MATERIAL TO PROCESS section start

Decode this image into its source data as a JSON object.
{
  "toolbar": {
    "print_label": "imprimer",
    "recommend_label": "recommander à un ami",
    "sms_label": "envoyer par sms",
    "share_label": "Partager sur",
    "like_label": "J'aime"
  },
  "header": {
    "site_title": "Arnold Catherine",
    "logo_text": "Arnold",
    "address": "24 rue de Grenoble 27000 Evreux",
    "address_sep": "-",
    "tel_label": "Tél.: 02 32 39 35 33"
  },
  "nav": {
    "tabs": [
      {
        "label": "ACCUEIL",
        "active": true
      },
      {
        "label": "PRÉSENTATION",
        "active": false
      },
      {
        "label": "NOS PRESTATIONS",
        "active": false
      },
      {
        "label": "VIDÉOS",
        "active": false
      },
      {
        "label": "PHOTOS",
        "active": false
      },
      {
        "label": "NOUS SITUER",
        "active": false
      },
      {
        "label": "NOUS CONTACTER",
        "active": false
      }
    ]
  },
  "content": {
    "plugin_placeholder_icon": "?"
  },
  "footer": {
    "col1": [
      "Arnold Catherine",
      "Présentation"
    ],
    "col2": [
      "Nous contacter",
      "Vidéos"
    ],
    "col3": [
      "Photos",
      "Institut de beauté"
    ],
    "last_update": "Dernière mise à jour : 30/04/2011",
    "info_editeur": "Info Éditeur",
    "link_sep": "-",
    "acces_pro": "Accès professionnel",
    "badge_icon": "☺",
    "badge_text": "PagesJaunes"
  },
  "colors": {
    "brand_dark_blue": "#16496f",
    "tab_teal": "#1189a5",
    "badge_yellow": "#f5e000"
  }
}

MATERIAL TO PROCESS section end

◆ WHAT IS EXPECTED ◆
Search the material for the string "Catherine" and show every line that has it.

◆ SOLUTION FOR THIS TASK ◆
    "site_title": "Arnold Catherine",
      "Arnold Catherine",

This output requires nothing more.